The Waltons are seizing this opportunity to push a corporatization and privatization agenda, and are doing so in a way that is unaccountable to students, parents, teachers, and communities that will never have as much money as they do. Meanwhile, many parents who work at Walmart have to juggle multiple jobs, or make decisions about whether to pay rent or put food on the table.
For more information, see our latest report on Walmart and Walton family political spending and our 2011 report, What’s Right?: Walmart’s Words vs. Walmart’s Political Priorities
 Analysis of data from the Center for Responsive Politics.
 This figure—which includes donations to candidates for school board positions, education PACs, and charter school ballot initiatives—is likely an underestimate, as local-level campaign finance information is more difficult to access and is held by varying jurisdictions.
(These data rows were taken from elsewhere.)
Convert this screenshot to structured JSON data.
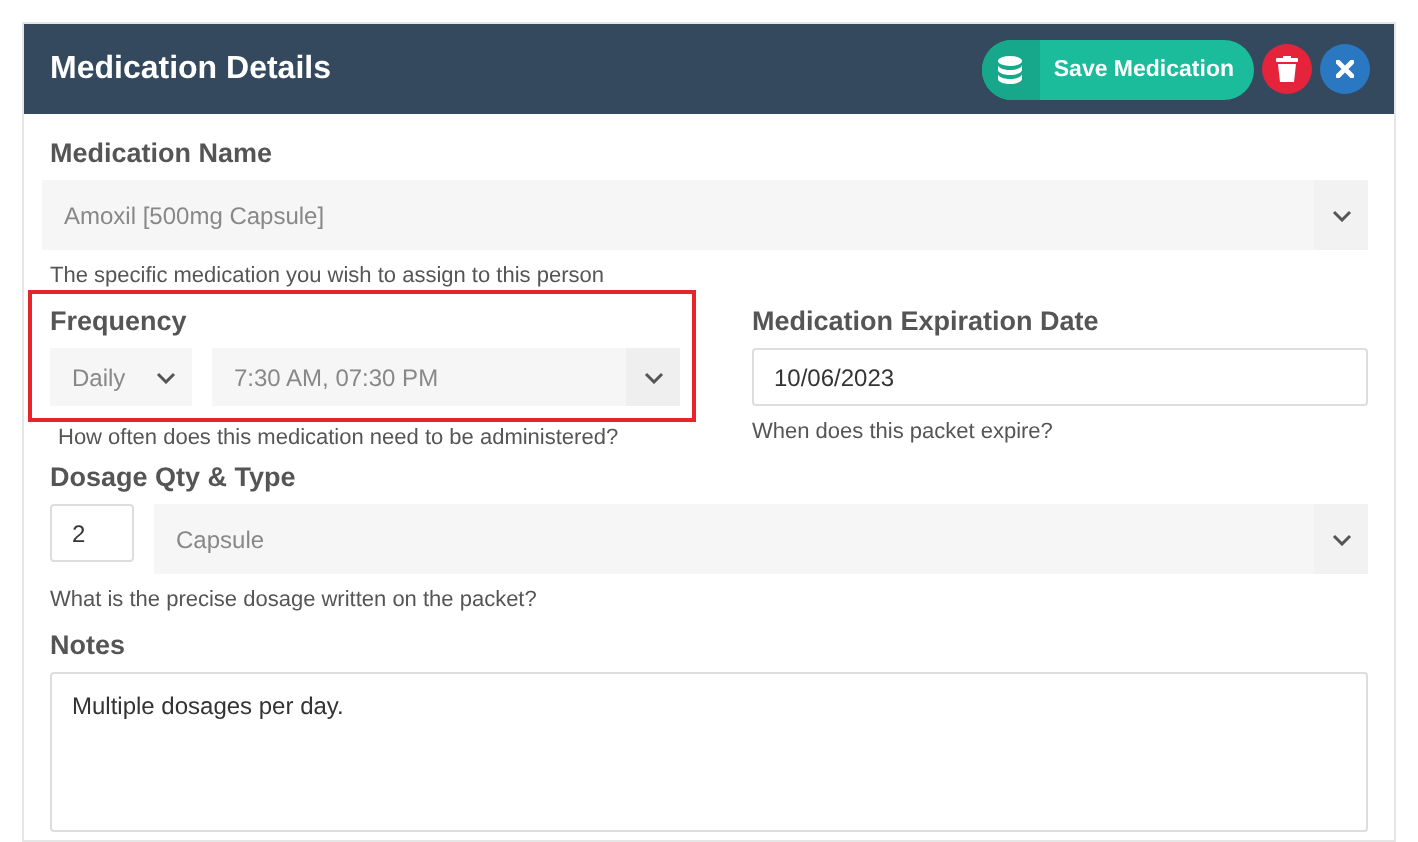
{
  "panel": {
    "title": "Medication Details",
    "actions": [
      {
        "kind": "save",
        "label": "Save Medication"
      },
      {
        "kind": "delete"
      },
      {
        "kind": "close"
      }
    ]
  },
  "rows": [
    {
      "groups": [
        {
          "label": "Medication Name",
          "highlighted": false,
          "controls": [
            {
              "kind": "select",
              "value": "Amoxil [500mg Capsule]"
            }
          ],
          "hint": "The specific medication you wish to assign to this person"
        }
      ]
    },
    {
      "groups": [
        {
          "label": "Frequency",
          "highlighted": true,
          "controls": [
            {
              "kind": "select-small",
              "value": "Daily"
            },
            {
              "kind": "select",
              "value": "7:30 AM, 07:30 PM"
            }
          ],
          "hint": "How often does this medication need to be administered?"
        },
        {
          "label": "Medication Expiration Date",
          "highlighted": false,
          "controls": [
            {
              "kind": "input",
              "value": "10/06/2023"
            }
          ],
          "hint": "When does this packet expire?"
        }
      ]
    },
    {
      "groups": [
        {
          "label": "Dosage Qty & Type",
          "highlighted": false,
          "controls": [
            {
              "kind": "input-small",
              "value": "2"
            },
            {
              "kind": "select",
              "value": "Capsule"
            }
          ],
          "hint": "What is the precise dosage written on the packet?"
        }
      ]
    },
    {
      "groups": [
        {
          "label": "Notes",
          "highlighted": false,
          "controls": [
            {
              "kind": "textarea",
              "value": "Multiple dosages per day."
            }
          ]
        }
      ]
    }
  ]
}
It is based on data obtained from campaign finance databases in California, Colorado, Florida, Georgia, Indiana, Louisiana, Massachusetts, Michigan, Missouri, New Jersey, Virginia, Washington, and Wisconsin.
 Sum of total given by John Walton, John Walton’s estate (following his June 2005 death), Alice Walton, and Jim Walton to the following PACs/527 organizations: All Children Matter, All Children Matter – LA State PAC, All Children Matter – MO State PAC, All Children Matter – VA State PAC, American Federation for Children Action Fund, and Louisiana Federation for Children PAC. Records of donations were obtained from IRS Form 8872 filings and state campaign finance databases in Florida, Indiana, Louisiana, Missouri, and Virginia.
 Based on reports of grant funding in 2005, 2006, 2007, 2008, 2009, 2010, and 2011 on the Walton Family Foundation website (and archived versions of the website from the Internet Archive).